One way out would be to involve the public sector in partnership with the government, or “private public partnership.” The government owns the land on which the existing rail system operates. So that could be the contribution of the public sector. The rails can be farmed out to the private sector on a “build and operate” scheme. And the rolling stock can be owned by private sector firms. These private sector firms can operate trains just as they operate airlines today. They can import the best available train technology from Japan and France just as airlines import planes from Airbus and Boeing.
The involvement of the private sector will not only free up public resources, but the increased efficiencies will propel economic growth which will increase government tax revenues.
The world is awash with liquidity these days. India needs to come up with projects which will attract these savings. Building modern railways for India is one such project.
The IRTS will have to be built from scratch. Doing so will involve the labor of millions. Just like the interstate highway system did for the US, it will give a permanent boost to the growth of the economy. Spending $100 billion will generate direct employment.
Then there are secondary effects which arise from backward and forward linkages. Forward linkages occur when the product or services from an industry are used by other industries. The agricultural and manufacturing sectors will gain from forward linkages. A significant portion of agricultural production is wasted because of poor transportation. This wastage will be reduced by having an efficient rail network.
Backward linkages are those that connect an industry with other industries that supply inputs to it. For building a rail network, the backward linkages are to the industries that supply inputs such as steel and other manufactured goods. Railways also have forward linkages to manufacturing since industries use rail services for moving their intermediate and finished goods.
India does not have state of the art railroad technology which has been developed by countries such as France and Japan. To begin with, India will have to import these and build up domestic manufacturing capacity. Since the requirements for India will be large, India has the bargaining power to insist on technology transfer. Then given that engineering and design talent is not lacking in India, it is possible that India can improve on the technology and be a leader in the field.
Comparison with China
It is fair to compare India with China with regards to railways.

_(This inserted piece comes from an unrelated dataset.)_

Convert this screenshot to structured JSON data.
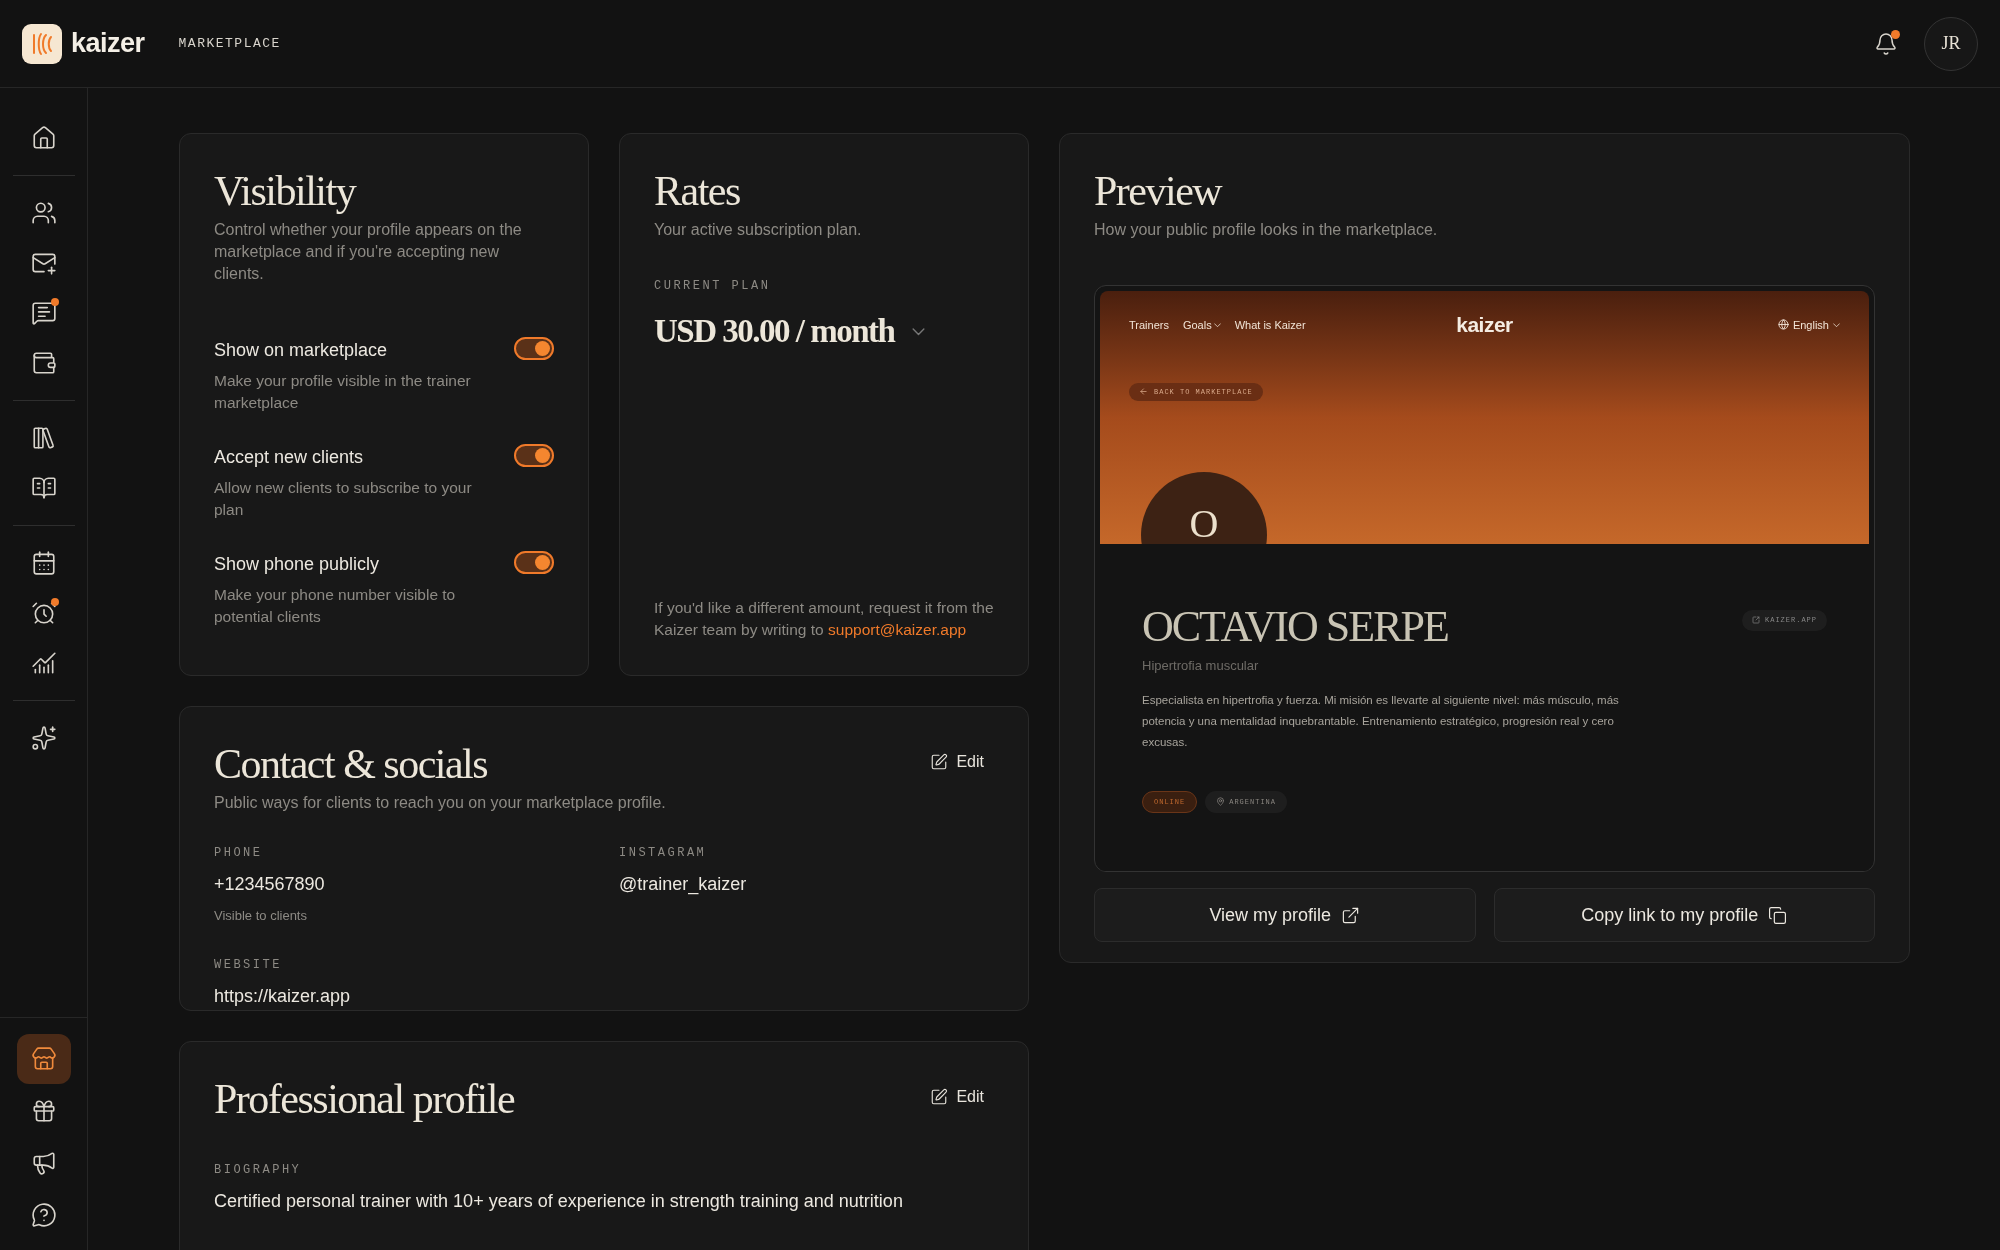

China has around 76,000 kms of railways, which is only behind that of US and Russia. By 2020, it is expected to reach 100,000. China also has the world’s fastest train. Defined as speeds exceeding an average speed of 200 km/hr, China has the world’s longest high-speed network of around 8,400 kms, and has 2,200 kms of routes exceeding 350 km/hr.
The railway network in India has a total route length of the network was 64,000 kms, about a third of which has electric traction. It does not have any high-speed network. The most prestigious trains in India, the Rajdhanis, average less than 100 kms per hour. The Rajdhani between Mumbai and Delhi averages 86 kms per hour.
We have to keep in mind that as late as the early 1990s, India was ahead of China in route kilometer per capita and total route kilometer. In the decade starting 1992, China invested US$85 billion and jumped so far ahead of India that it is unlikely that India will ever catch up with China. India invested only US$17.3 billion in the same period. India’s route kilometer grew by only one percent and China’s grew by 24 percent.
What we have in India is a creaky dilapidated outmoded transportation system. More than roads and airports, India needs a great rail transportation system which will form the foundation upon which a modern Indian economy can move and grow. It is a great challenge and if articulated well, it can galvanize the economy. It will not be easy but then easy things are not worth doing and are rarely transformational in their impact. The movers and shakers of India should look for projects that transform, hard though they may be.